**Source material:**

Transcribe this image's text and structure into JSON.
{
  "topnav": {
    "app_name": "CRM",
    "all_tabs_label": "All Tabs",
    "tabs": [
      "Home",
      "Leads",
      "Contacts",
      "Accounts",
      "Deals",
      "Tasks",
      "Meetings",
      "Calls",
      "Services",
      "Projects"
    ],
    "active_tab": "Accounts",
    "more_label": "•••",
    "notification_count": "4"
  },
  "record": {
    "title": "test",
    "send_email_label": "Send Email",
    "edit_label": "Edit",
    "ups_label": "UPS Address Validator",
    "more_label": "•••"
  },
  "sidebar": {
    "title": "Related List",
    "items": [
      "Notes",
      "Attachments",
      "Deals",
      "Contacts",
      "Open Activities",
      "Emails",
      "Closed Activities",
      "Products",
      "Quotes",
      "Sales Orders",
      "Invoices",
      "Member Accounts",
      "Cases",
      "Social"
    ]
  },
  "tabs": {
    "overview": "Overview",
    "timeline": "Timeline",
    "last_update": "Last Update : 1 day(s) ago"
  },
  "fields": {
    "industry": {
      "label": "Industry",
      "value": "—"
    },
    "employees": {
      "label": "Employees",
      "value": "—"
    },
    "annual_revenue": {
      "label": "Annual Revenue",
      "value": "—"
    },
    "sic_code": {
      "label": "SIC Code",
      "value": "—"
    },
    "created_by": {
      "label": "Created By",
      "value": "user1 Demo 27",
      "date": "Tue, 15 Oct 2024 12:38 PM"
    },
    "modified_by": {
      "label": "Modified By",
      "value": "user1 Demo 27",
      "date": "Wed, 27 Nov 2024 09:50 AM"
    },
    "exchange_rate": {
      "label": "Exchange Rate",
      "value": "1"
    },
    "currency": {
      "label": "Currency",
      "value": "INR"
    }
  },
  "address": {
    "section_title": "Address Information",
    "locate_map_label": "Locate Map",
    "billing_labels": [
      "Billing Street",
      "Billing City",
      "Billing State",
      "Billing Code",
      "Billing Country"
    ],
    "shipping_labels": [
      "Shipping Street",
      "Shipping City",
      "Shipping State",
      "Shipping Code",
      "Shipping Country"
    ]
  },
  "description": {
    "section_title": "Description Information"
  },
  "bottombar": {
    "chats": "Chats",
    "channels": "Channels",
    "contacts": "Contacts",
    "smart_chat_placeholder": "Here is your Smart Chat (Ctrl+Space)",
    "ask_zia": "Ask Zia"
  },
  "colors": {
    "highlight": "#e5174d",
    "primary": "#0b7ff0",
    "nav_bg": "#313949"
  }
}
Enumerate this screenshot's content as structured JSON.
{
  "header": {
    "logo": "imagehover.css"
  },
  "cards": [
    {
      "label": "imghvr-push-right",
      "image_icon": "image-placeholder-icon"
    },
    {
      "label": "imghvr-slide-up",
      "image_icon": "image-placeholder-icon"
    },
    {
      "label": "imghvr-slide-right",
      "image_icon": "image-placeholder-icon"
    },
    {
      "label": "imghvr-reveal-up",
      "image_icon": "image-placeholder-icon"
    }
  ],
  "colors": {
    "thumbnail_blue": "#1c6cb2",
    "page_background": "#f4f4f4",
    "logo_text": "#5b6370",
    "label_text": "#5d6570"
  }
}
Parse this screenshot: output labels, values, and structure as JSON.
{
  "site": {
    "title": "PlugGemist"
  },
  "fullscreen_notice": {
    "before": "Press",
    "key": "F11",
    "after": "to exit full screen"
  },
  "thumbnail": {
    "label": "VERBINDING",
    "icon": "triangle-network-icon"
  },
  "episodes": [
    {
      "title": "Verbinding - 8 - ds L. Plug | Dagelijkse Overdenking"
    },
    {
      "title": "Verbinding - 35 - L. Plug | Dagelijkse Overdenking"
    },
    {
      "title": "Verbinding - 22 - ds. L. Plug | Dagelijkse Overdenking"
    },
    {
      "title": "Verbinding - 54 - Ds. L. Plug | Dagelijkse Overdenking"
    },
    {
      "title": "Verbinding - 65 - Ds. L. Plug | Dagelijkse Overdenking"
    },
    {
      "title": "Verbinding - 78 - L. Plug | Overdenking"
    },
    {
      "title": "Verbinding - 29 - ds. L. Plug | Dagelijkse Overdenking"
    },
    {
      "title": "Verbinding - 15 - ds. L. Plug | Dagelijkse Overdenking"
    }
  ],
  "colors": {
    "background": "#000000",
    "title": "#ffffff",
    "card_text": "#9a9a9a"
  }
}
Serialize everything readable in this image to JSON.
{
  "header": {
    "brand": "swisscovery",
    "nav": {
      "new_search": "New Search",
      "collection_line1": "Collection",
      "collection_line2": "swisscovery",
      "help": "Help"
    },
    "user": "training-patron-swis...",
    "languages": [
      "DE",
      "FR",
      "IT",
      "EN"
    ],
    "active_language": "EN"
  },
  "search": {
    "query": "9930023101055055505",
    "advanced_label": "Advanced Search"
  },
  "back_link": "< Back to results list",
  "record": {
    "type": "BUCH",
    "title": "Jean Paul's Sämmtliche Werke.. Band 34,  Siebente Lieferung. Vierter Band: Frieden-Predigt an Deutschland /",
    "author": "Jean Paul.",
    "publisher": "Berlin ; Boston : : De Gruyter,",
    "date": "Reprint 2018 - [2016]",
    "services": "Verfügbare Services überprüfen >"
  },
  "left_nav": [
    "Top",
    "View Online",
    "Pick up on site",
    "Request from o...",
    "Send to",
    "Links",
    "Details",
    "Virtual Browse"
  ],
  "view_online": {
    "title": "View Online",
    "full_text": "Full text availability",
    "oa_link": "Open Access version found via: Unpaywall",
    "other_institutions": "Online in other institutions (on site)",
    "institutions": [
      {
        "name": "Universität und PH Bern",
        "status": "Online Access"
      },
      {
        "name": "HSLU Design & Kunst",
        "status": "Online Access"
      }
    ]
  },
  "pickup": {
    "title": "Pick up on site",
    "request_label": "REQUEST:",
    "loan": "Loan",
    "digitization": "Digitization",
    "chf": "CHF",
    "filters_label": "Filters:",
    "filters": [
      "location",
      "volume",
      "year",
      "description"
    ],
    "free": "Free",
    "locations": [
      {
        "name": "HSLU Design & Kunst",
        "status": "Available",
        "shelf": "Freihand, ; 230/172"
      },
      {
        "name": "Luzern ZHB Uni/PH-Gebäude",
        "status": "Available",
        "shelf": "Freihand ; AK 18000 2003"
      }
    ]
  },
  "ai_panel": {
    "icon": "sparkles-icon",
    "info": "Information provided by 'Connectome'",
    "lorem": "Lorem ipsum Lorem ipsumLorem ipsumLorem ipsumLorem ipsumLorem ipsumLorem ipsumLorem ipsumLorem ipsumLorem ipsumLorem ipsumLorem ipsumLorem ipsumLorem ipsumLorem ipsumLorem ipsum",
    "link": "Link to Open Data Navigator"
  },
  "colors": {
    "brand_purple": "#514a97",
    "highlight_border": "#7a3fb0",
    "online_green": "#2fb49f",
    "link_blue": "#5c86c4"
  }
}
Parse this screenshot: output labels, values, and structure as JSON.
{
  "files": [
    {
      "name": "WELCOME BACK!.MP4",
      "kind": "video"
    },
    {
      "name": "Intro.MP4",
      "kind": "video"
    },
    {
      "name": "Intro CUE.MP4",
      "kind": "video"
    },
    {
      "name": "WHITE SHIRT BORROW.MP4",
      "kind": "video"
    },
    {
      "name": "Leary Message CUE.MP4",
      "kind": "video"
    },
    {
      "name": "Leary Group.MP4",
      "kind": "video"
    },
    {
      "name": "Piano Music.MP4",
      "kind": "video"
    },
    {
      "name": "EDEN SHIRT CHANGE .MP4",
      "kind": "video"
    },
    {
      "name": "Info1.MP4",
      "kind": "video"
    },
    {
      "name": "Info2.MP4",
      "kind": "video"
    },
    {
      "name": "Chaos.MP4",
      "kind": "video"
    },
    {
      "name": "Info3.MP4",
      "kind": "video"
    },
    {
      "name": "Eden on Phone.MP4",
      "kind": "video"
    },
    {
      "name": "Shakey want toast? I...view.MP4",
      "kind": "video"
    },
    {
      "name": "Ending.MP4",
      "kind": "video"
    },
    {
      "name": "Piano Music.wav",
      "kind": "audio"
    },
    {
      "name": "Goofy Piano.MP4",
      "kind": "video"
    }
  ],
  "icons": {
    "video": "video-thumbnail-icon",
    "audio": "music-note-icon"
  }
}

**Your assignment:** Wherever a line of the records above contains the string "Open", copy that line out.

**Exercise solution:**
      "Open Activities",
    "oa_link": "Open Access version found via: Unpaywall",
    "link": "Link to Open Data Navigator"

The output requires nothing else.